Design To Communicate

I understand what it means to design effectively on the Web. Like any medium for communication, there are often many ways to get the message across, but there is always a way that is most effective and efficient. Too often I am approached by a client asking, “how much to design a Web site?”, or “can you make me a Web site that looks like this?” In both these questions the focus is on cost or capabilities, but they don’t address the value or purpose the Web site is to have or serve.

First, the bigger question needs to be asked,

“What do I need to have designed in order to have a Web site that effectively communicates my message?”

The purpose of design is not to look pretty, it is to aid in communicating a message clearly. In many instances this has been lost due to a variety of reasons; subjective creativity, design tools, browser capabilities, pride (the desire to visually “wow” the client), missing identity, and/or loss of focus.

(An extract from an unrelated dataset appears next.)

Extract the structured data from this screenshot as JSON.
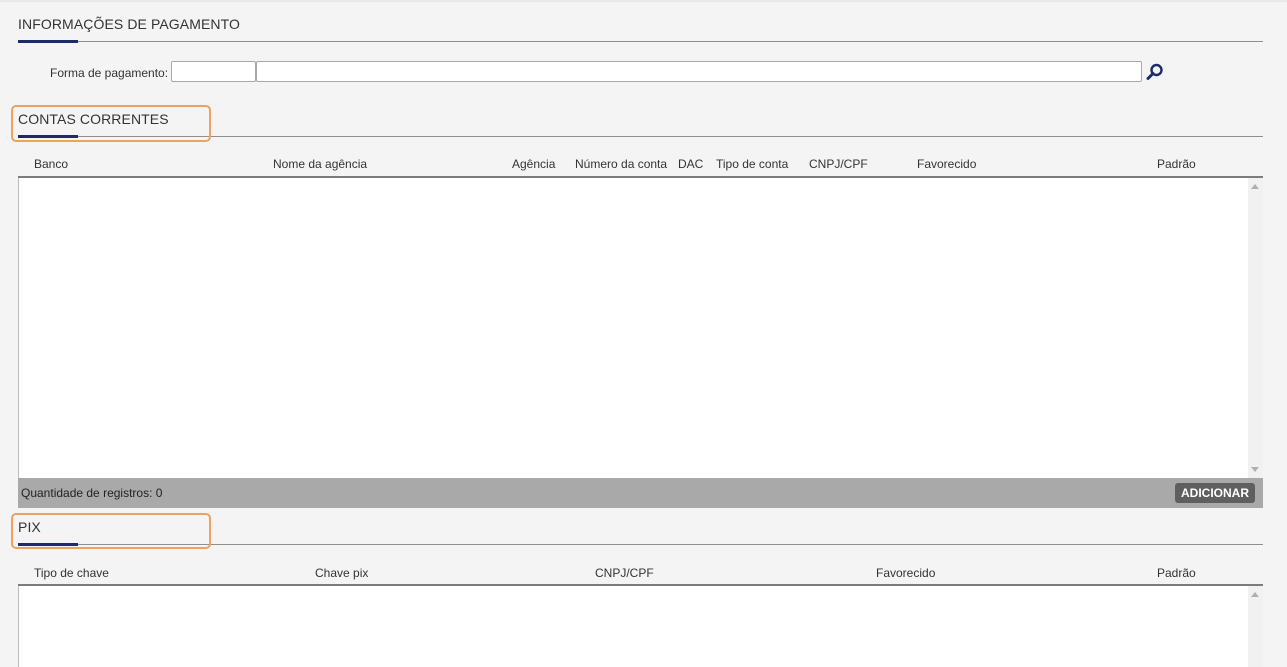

We have a rule at my office, get the content first… or at least understand what the content is going to be before diving into ANY type of production on a Web site. Knowing the content will give everyone an understanding of what the client is like, who they are working with, what is valuable to their business, what needs to be accomplished by the site, and practically what the site is going to contain. These things are essential to creating a spec for any Web site project, and developing a clear concept for what the design should be.

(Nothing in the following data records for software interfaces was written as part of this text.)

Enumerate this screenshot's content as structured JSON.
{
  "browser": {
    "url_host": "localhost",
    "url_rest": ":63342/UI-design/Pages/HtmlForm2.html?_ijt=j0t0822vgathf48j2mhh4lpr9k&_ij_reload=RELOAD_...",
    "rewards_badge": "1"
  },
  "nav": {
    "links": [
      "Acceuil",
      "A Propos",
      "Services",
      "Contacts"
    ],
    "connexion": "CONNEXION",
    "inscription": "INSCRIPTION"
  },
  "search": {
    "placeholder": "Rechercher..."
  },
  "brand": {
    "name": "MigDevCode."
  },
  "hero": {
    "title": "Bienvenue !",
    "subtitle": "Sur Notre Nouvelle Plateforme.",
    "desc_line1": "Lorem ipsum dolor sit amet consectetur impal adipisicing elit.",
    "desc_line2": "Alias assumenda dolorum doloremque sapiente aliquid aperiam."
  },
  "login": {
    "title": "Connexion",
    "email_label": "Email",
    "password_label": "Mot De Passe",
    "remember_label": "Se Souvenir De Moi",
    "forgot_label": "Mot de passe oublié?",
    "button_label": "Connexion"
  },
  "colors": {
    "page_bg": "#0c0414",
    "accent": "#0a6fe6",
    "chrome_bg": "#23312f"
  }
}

Don’t get caught in the revision-nightmare cycle, doing the process of elimination with the client, trying to figure what they subjectively don’t like. Instead, get the content and objectively develop a concept for the design that they will like.

George Olsen has a great article for teams working together to use design to communicate.

  • Wayne

    Could easily get lost with on %keywords%, me thinks.